Former soldier Sandra Perron made headlines two years ago with her shocking memoir, Out Standing in the Field, about experiencing sexual harassment, rape, and physical torture from male comrades in the armed forces. A new memoir by another female former soldier is less violent but just as startling and a similar reminder of the lengths the military has to go before ending systemic gender discrimination in its ranks.
Kelly S. Thompson came from a military family, and followed in her father’s and grandfather’s footsteps, hoping to become a logistics officer. “I didn’t want to have to shoot anyone,” she writes. She excelled in her classroom courses but struggled with the gruelling physical demands required of recruits. Once she had passed basic training, Thompson had an affair with a married soldier, as a result of which she was hauled on the carpet by her female boss and upbraided for conduct unbecoming. The male soldier, on the other hand, was not confronted by his superiors.
Widespread knowledge of the affair turned Thompson into a target. Many male soldiers perceived her as an easy sexual conquest and made unwanted advances. She was not taken seriously. After eight years, Thompson left the forces, largely for medical reasons stemming from a leg fracture misdiagnosed as tendonitis and left untreated for years. Thompson includes horrific details of being made to march on a broken leg, because to mention the pain would have branded her a “whiner.” Thompson’s complaints about sexual harassment were also misdiagnosed: she was told she just couldn’t take a joke.
Since adolescence, Thompson longed to be a writer. She certainly knows how to set a scene: her dialogue is authentic and she is adept at deploying telling detail, like the fact that her boss’s chair is always set six inches higher than the visitor’s chair. The author creates a feeling of immediacy and often uncomfortable intimacy: readers feel they are awkwardly in the same room with the male soldiers ogling Thompson’s breasts.

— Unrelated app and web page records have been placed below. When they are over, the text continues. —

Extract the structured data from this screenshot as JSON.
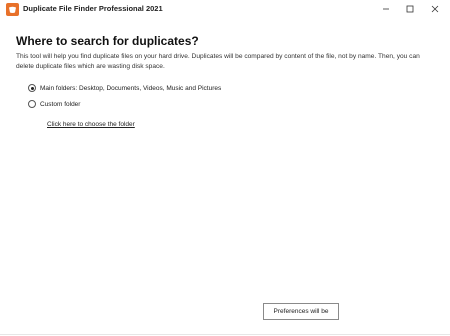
{
  "window": {
    "title": "Duplicate File Finder Professional 2021",
    "app_icon": "duplicate-file-finder-app-icon",
    "accent_color": "#e8712a",
    "controls": [
      "minimize-icon",
      "maximize-icon",
      "close-icon"
    ]
  },
  "main": {
    "heading": "Where to search for duplicates?",
    "description": "This tool will help you find duplicate files on your hard drive. Duplicates will be compared by content of the file, not by name. Then, you can delete duplicate files which are wasting disk space.",
    "options": [
      {
        "label": "Main folders: Desktop, Documents, Videos, Music and Pictures",
        "selected": true
      },
      {
        "label": "Custom folder",
        "selected": false
      }
    ],
    "choose_folder_link": "Click here to choose the folder"
  },
  "footer": {
    "preferences_label": "Preferences will be"
  }
}
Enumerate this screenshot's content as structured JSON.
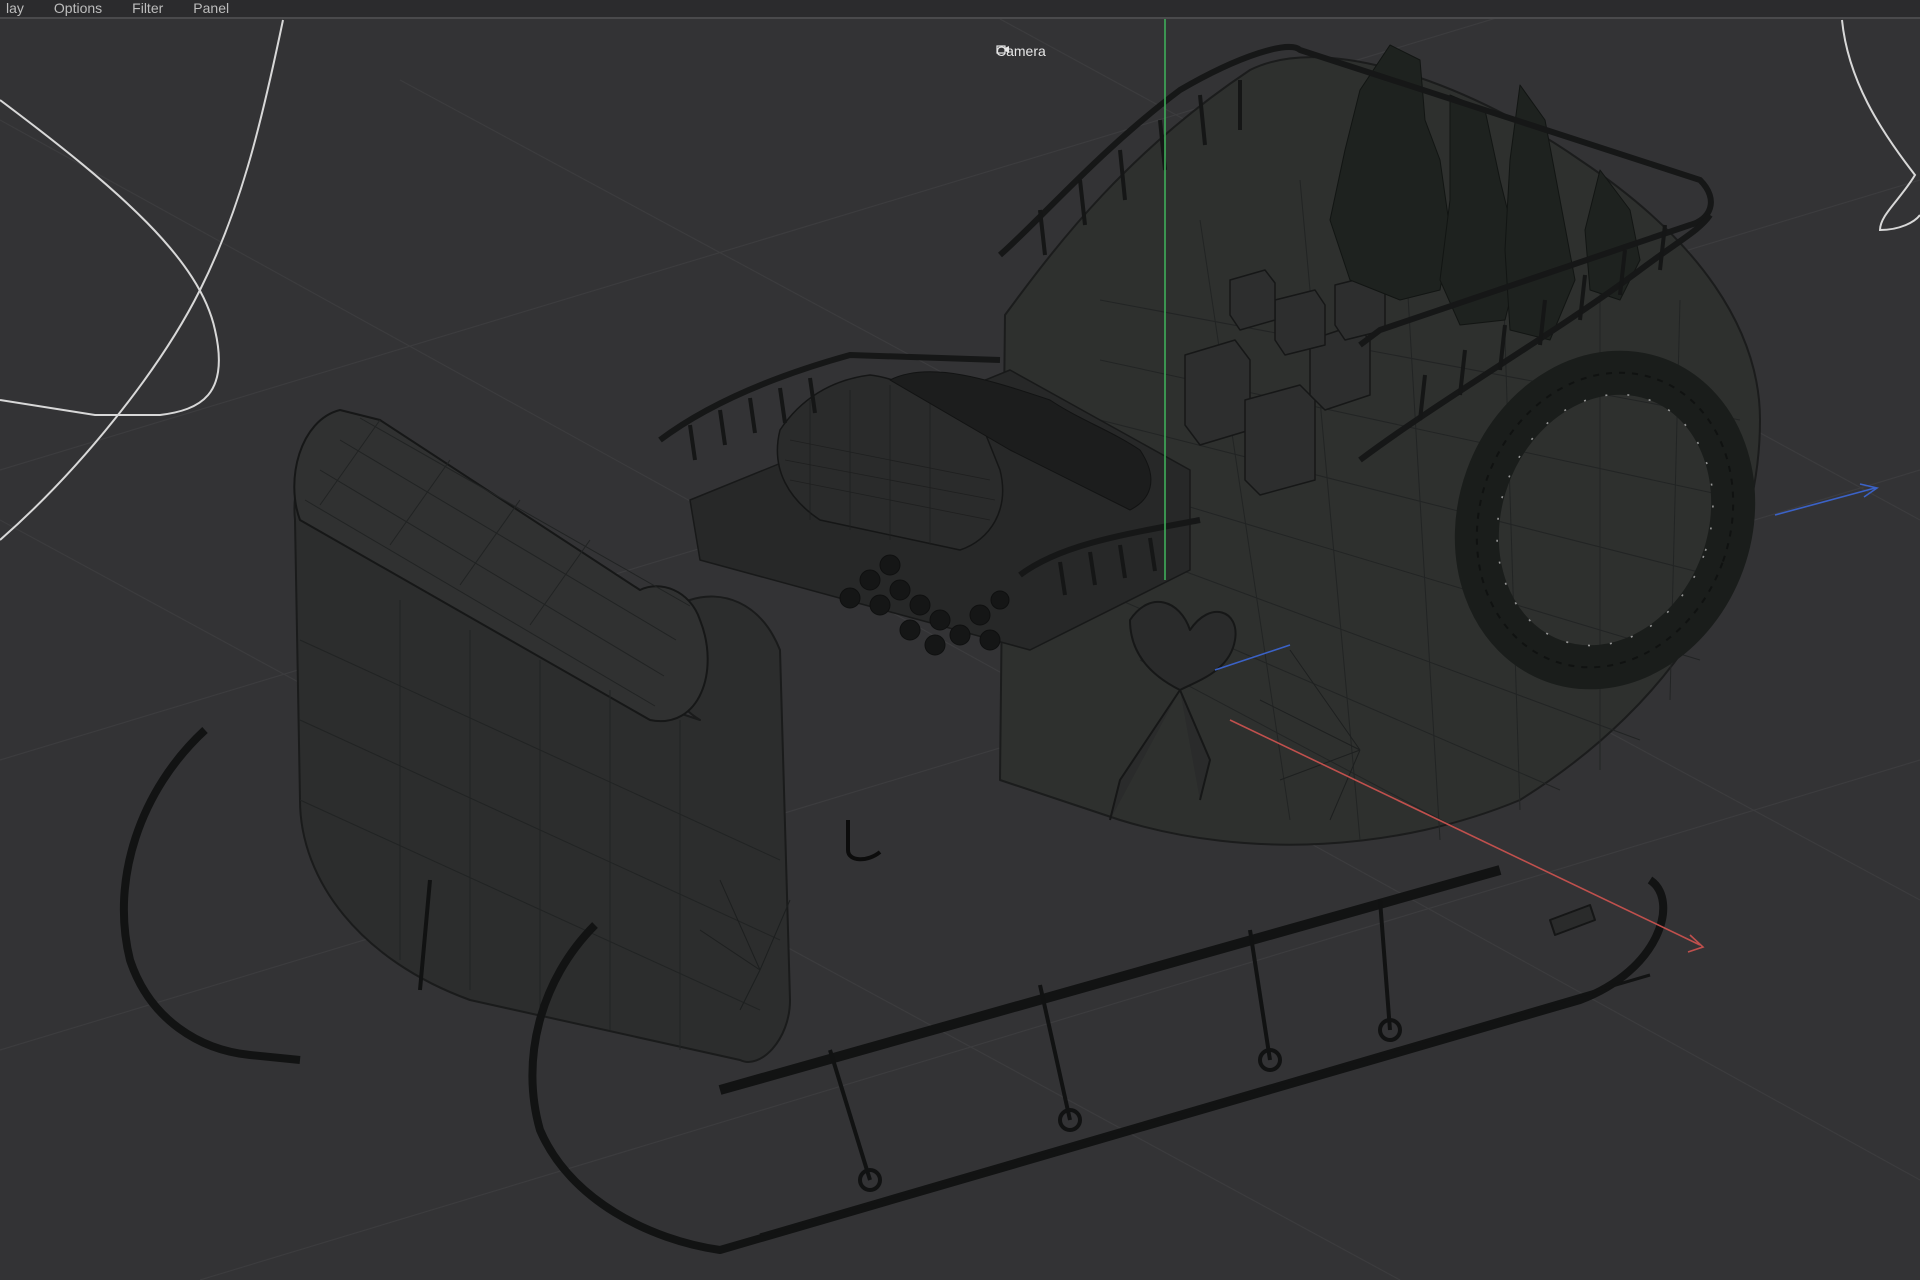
{
  "menubar": {
    "items": [
      {
        "label": "lay"
      },
      {
        "label": "Options"
      },
      {
        "label": "Filter"
      },
      {
        "label": "Panel"
      }
    ]
  },
  "viewport": {
    "camera_label": "Camera",
    "camera_icon": "camera-switch-icon",
    "background_color": "#333335"
  },
  "colors": {
    "axis_x": "#c0504d",
    "axis_y": "#3fae5a",
    "axis_z": "#3b62c7",
    "wire": "#151616",
    "spline": "#d8d8d8"
  }
}
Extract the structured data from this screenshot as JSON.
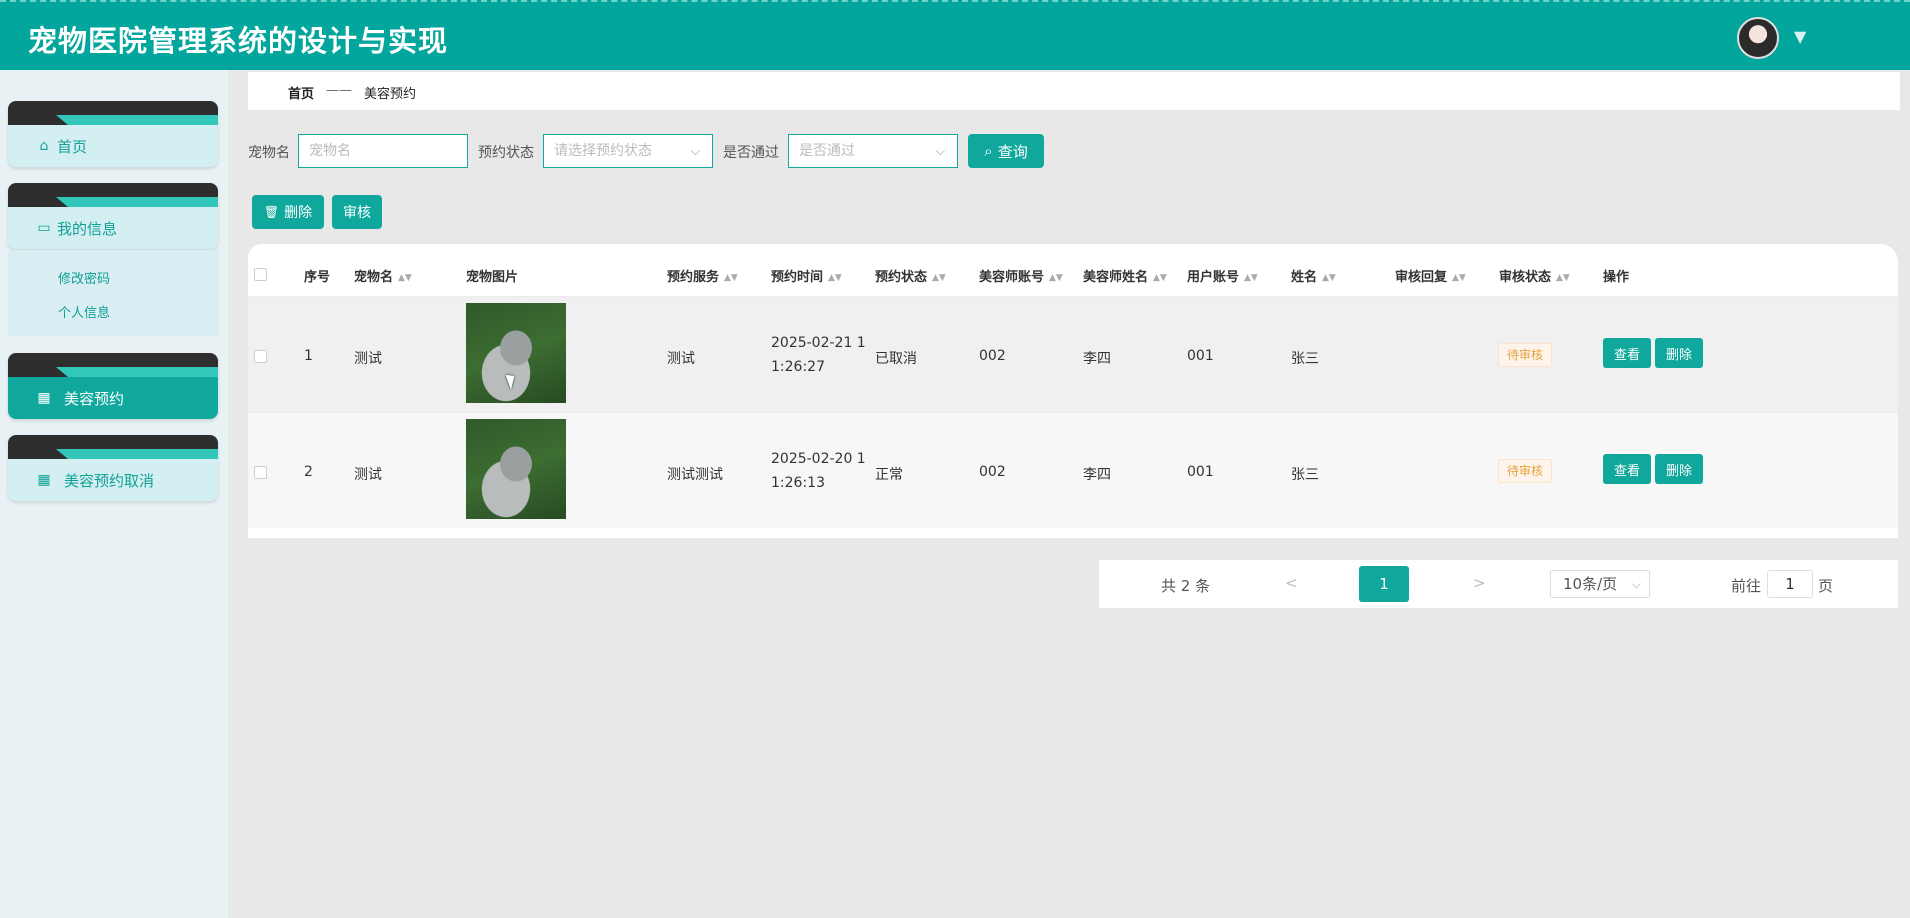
{
  "header": {
    "title": "宠物医院管理系统的设计与实现"
  },
  "sidebar": {
    "items": [
      {
        "label": "首页",
        "icon": "home-icon"
      },
      {
        "label": "我的信息",
        "icon": "card-icon"
      },
      {
        "label": "美容预约",
        "icon": "grid-icon"
      },
      {
        "label": "美容预约取消",
        "icon": "grid9-icon"
      }
    ],
    "sub_items": [
      "修改密码",
      "个人信息"
    ]
  },
  "breadcrumb": {
    "home": "首页",
    "sep": "——",
    "current": "美容预约"
  },
  "search": {
    "pet_label": "宠物名",
    "pet_placeholder": "宠物名",
    "status_label": "预约状态",
    "status_placeholder": "请选择预约状态",
    "pass_label": "是否通过",
    "pass_placeholder": "是否通过",
    "query_label": "查询"
  },
  "toolbar": {
    "delete_label": "删除",
    "review_label": "审核"
  },
  "table": {
    "headers": [
      "序号",
      "宠物名",
      "宠物图片",
      "预约服务",
      "预约时间",
      "预约状态",
      "美容师账号",
      "美容师姓名",
      "用户账号",
      "姓名",
      "审核回复",
      "审核状态",
      "操作"
    ],
    "rows": [
      {
        "no": "1",
        "pet": "测试",
        "service": "测试",
        "time_1": "2025-02-21 1",
        "time_2": "1:26:27",
        "status": "已取消",
        "groomer_acct": "002",
        "groomer_name": "李四",
        "user_acct": "001",
        "name": "张三",
        "reply": "",
        "review": "待审核"
      },
      {
        "no": "2",
        "pet": "测试",
        "service": "测试测试",
        "time_1": "2025-02-20 1",
        "time_2": "1:26:13",
        "status": "正常",
        "groomer_acct": "002",
        "groomer_name": "李四",
        "user_acct": "001",
        "name": "张三",
        "reply": "",
        "review": "待审核"
      }
    ],
    "view_label": "查看",
    "delete_label": "删除"
  },
  "pagination": {
    "total": "共 2 条",
    "prev": "<",
    "current": "1",
    "next": ">",
    "page_size": "10条/页",
    "goto_label": "前往",
    "goto_value": "1",
    "page_suffix": "页"
  },
  "colors": {
    "primary": "#03a69c",
    "button": "#10a89d",
    "warning": "#e6a23c"
  }
}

Throughout Girls Need Not Apply, Thompson decries the double standard that results in different treatment for men and women. But she does not appear to be looking for pity or revenge. Nor does she go out of her way to recommend specific changes that might help future female soldiers. She simply tells a forthright, painful personal story as closely as she can remember it.